• _About this task_
Only the lines holding "status" are wanted. Copy every one from the records below.

Top of Data records

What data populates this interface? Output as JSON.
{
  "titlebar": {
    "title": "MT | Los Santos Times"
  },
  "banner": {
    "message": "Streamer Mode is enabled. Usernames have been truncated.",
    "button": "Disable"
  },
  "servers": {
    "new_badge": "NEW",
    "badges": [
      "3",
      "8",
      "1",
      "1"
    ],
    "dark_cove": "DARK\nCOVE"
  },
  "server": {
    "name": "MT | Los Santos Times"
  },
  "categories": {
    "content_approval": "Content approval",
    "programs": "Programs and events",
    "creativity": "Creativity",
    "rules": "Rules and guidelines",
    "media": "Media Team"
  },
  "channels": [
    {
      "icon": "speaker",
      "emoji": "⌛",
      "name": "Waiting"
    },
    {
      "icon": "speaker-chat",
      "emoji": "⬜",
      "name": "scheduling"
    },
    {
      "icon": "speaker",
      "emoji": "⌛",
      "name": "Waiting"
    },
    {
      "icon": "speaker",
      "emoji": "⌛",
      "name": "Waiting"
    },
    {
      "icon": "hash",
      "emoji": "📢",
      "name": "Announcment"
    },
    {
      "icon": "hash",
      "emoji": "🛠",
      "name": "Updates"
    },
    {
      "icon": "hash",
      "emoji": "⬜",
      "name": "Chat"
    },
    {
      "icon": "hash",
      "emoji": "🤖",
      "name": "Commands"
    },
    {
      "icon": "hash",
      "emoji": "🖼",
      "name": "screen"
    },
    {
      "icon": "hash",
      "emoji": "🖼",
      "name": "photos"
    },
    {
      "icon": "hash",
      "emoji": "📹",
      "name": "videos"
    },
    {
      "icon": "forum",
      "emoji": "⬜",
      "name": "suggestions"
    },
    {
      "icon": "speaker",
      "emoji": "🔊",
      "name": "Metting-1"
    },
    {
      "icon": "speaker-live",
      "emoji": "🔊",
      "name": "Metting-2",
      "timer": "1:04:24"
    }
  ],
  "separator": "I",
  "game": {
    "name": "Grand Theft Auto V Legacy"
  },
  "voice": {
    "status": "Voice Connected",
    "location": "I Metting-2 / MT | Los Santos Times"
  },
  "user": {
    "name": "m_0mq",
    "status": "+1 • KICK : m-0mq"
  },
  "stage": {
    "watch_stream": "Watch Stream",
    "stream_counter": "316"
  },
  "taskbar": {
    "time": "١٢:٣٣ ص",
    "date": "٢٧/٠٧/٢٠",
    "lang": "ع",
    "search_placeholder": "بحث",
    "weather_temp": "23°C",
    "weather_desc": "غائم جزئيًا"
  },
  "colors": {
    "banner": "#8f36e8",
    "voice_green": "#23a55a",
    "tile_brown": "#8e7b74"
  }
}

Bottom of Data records

• _Response to this task_
    "status": "Voice Connected",
    "status": "+1 • KICK : m-0mq"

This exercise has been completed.